- Excerpts from an interface dataset -
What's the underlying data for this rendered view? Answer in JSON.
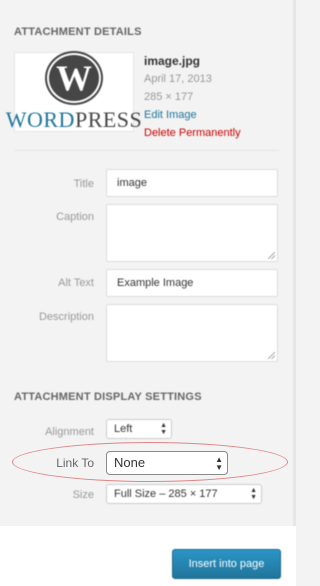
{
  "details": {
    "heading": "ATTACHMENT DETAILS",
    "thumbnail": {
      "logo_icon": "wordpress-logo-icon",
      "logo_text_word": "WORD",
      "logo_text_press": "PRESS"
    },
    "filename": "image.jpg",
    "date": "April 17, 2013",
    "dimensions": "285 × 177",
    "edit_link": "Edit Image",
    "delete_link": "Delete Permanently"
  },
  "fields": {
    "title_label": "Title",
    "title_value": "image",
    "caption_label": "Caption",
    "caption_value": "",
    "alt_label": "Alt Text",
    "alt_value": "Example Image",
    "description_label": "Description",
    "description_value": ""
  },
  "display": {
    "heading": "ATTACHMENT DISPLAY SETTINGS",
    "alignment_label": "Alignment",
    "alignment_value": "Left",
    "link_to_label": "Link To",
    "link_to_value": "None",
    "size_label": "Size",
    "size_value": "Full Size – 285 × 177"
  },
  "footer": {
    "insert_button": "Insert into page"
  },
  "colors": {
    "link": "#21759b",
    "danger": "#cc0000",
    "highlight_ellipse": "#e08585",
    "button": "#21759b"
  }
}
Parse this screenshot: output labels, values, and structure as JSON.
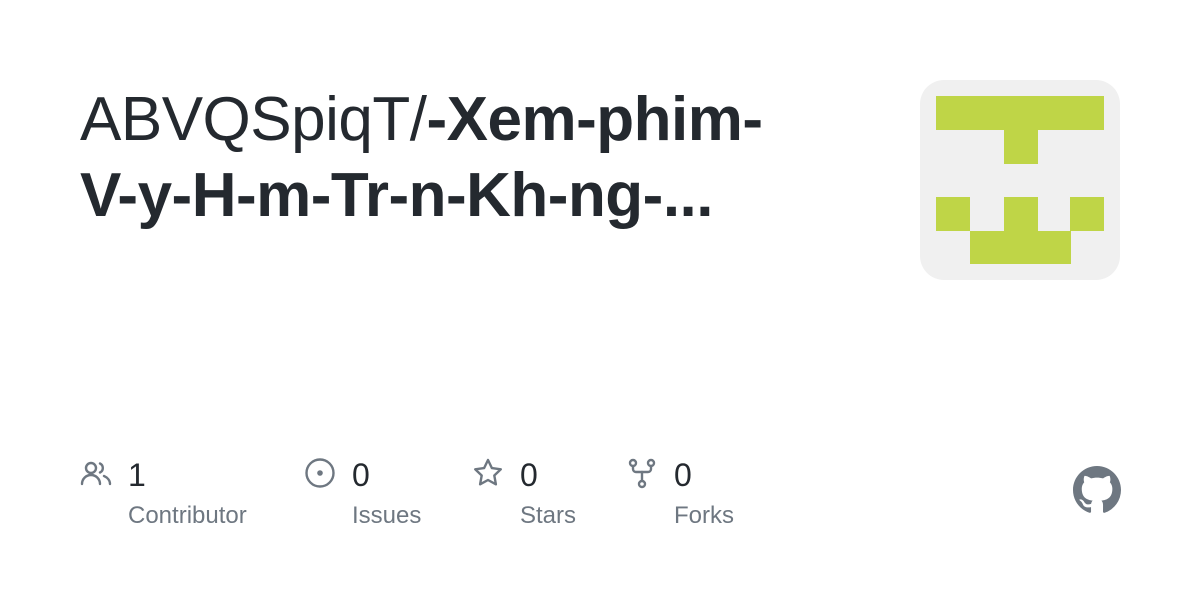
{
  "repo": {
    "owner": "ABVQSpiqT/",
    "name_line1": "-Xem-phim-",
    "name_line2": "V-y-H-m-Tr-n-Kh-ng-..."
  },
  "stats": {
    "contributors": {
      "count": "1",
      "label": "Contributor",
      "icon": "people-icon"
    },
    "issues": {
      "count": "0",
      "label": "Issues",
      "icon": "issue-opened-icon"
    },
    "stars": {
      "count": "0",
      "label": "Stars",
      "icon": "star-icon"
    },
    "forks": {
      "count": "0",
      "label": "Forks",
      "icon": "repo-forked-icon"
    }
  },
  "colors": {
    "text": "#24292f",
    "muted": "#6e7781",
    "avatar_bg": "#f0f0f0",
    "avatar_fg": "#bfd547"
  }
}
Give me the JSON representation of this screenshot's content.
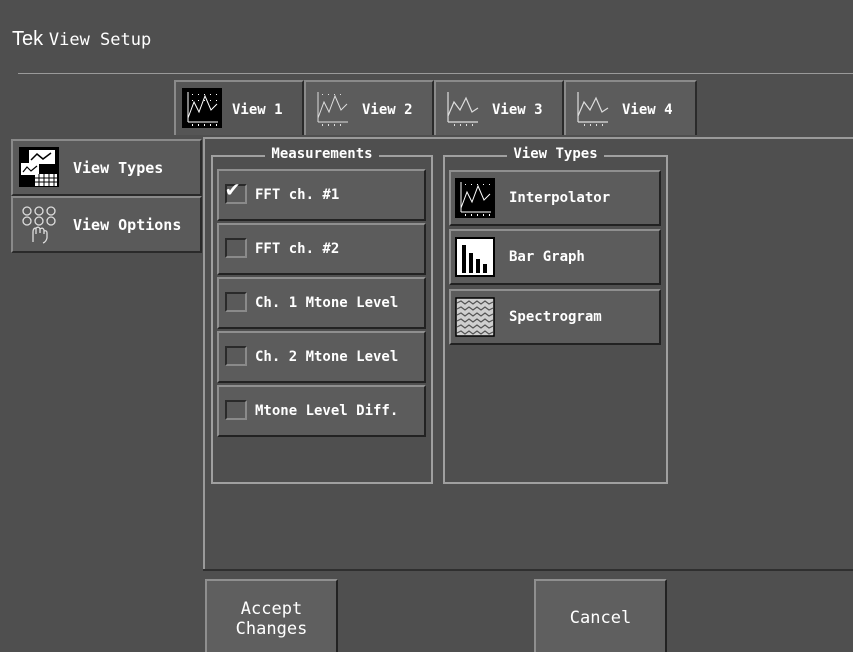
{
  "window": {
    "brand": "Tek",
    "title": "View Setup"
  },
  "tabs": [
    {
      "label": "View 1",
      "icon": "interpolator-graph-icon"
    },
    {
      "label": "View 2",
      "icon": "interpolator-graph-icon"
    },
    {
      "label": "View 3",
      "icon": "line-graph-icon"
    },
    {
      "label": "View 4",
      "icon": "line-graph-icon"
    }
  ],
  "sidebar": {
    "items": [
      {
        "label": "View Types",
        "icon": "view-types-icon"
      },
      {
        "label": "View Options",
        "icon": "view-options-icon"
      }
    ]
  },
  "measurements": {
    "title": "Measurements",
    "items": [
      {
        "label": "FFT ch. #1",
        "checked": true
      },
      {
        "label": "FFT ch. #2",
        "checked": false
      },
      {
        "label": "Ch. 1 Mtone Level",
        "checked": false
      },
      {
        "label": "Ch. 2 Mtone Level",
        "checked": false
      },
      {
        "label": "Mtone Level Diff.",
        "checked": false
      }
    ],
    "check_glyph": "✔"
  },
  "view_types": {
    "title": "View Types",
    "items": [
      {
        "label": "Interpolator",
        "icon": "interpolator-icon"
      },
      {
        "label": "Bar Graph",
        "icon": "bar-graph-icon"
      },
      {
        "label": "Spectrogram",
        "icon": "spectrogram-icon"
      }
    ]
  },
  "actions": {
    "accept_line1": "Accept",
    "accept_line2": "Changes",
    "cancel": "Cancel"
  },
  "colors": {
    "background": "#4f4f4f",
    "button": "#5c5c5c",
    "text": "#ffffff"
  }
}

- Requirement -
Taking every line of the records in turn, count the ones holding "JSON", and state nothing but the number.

- Final answer -
3